The year 1968 -- whose blood-splattered, baton-swinging 50th anniversary party is about to peak this Memorial Day weekend with the 4-hour 1968documentary on CNN -- was truly a season for the good, the bad and the ugly. I mean that literally -- Hugh Montenegro's version of the theme song to the hit spaghetti-Western, The Good, the Bad and the Ugly was all over the AM radio that spring, with its unforgettable ocarina opening and its "rep rup rep rup" chorus. But figuratively, the Ugly walloped both the Good and the Bad in the wider world of 1968 by a big margin.
It's easy to forget that.

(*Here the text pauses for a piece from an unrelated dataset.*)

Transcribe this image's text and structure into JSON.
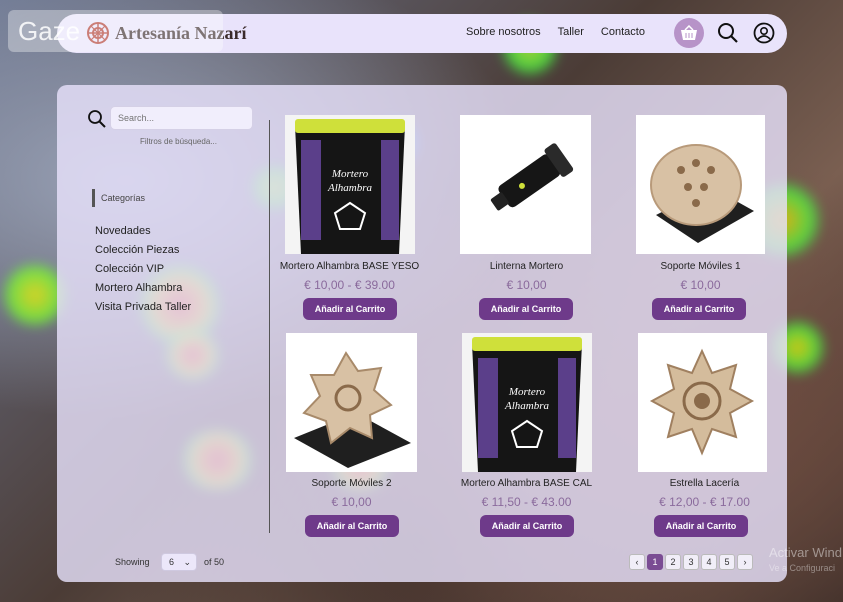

Those round, tinted spectacles that the likes of John Lennon were wearing in 1968 were the ultimate rose-colored glasses, after all. And so the purple haze of nostalgia can cling to glib Time-Life-infomercial-style memories of the halcyon daze of the decade that changed America -- bright tie-dyed colors illuminated by a strobe light and pulsating to the fuzzy guitar riffs of Jimi Hendrix and Cream. "I think it's so groovy now," an act called Friend & Lover sang in the summer of 1968, "that people are finally getting together."

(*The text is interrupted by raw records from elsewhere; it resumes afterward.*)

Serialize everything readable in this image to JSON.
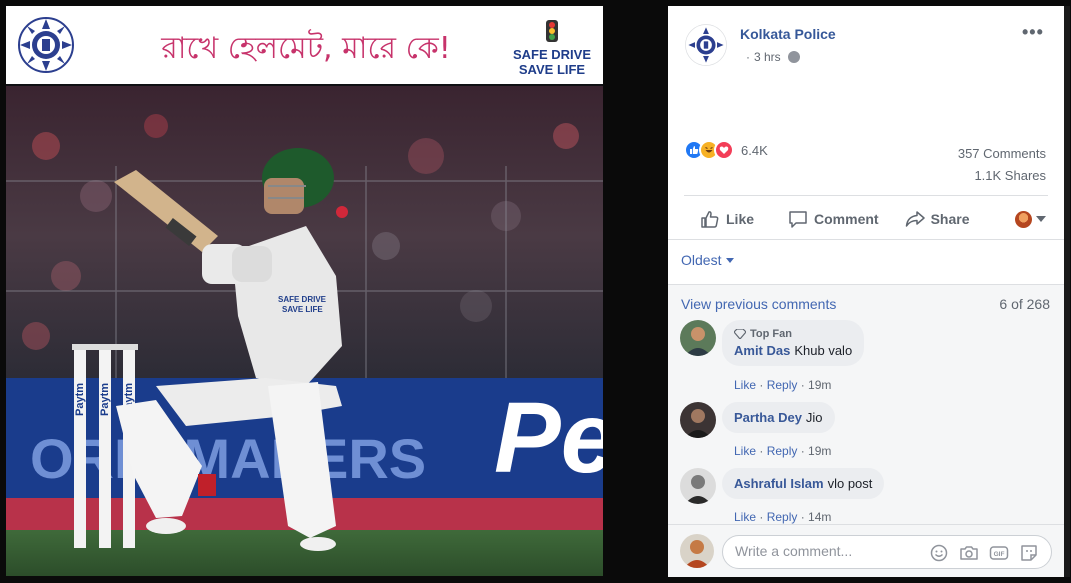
{
  "banner": {
    "slogan": "রাখে হেলমেট, মারে কে!",
    "safe_line1": "SAFE DRIVE",
    "safe_line2": "SAVE LIFE"
  },
  "photo": {
    "sponsor": "Pe",
    "board_text": "ORIA MAKERS",
    "stump_brand": "Paytm",
    "shirt_text_1": "SAFE DRIVE",
    "shirt_text_2": "SAVE LIFE"
  },
  "post": {
    "page_name": "Kolkata Police",
    "time": "3 hrs",
    "menu": "•••",
    "reaction_count": "6.4K",
    "comments_count": "357 Comments",
    "shares_count": "1.1K Shares",
    "reaction_icons": [
      "like-icon",
      "haha-icon",
      "love-icon"
    ]
  },
  "actions": {
    "like": "Like",
    "comment": "Comment",
    "share": "Share"
  },
  "comments": {
    "order": "Oldest",
    "view_previous": "View previous comments",
    "page_count": "6 of 268",
    "items": [
      {
        "badge": "Top Fan",
        "name": "Amit Das",
        "text": "Khub valo",
        "like": "Like",
        "reply": "Reply",
        "time": "19m"
      },
      {
        "name": "Partha Dey",
        "text": "Jio",
        "like": "Like",
        "reply": "Reply",
        "time": "19m"
      },
      {
        "name": "Ashraful Islam",
        "text": "vlo post",
        "like": "Like",
        "reply": "Reply",
        "time": "14m"
      }
    ]
  },
  "composer": {
    "placeholder": "Write a comment..."
  },
  "colors": {
    "link": "#4267b2",
    "name": "#385898",
    "slogan": "#c7336b",
    "safe_drive": "#1f3d8a",
    "pitch_board": "#1a3c8c"
  }
}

The song was pure wishful thinking. Ask anyone who lived through 1968 -- even those of us who were bright-eyed grade-schoolers then -- and we can tell you that the year was experienced in real time mostly as hell on earth. No, you really didn't need a weatherman to know which way the wind blows, not when these things were in the air: The Tet Offensive, with planeloads of American-flag-draped caskets flying home from Vietnam every week. The assassinations of Robert F. Kennedy and Martin Luther King Jr. -- the latter followed by days of urban rioting that claimed dozens of lives. And student and youthful uprisings that were put down with violent force -- from Columbia University and Chicago here at home to the streets of Mexico City and even Czechoslovakia, where Soviet troops crushed Prague's spring awakening.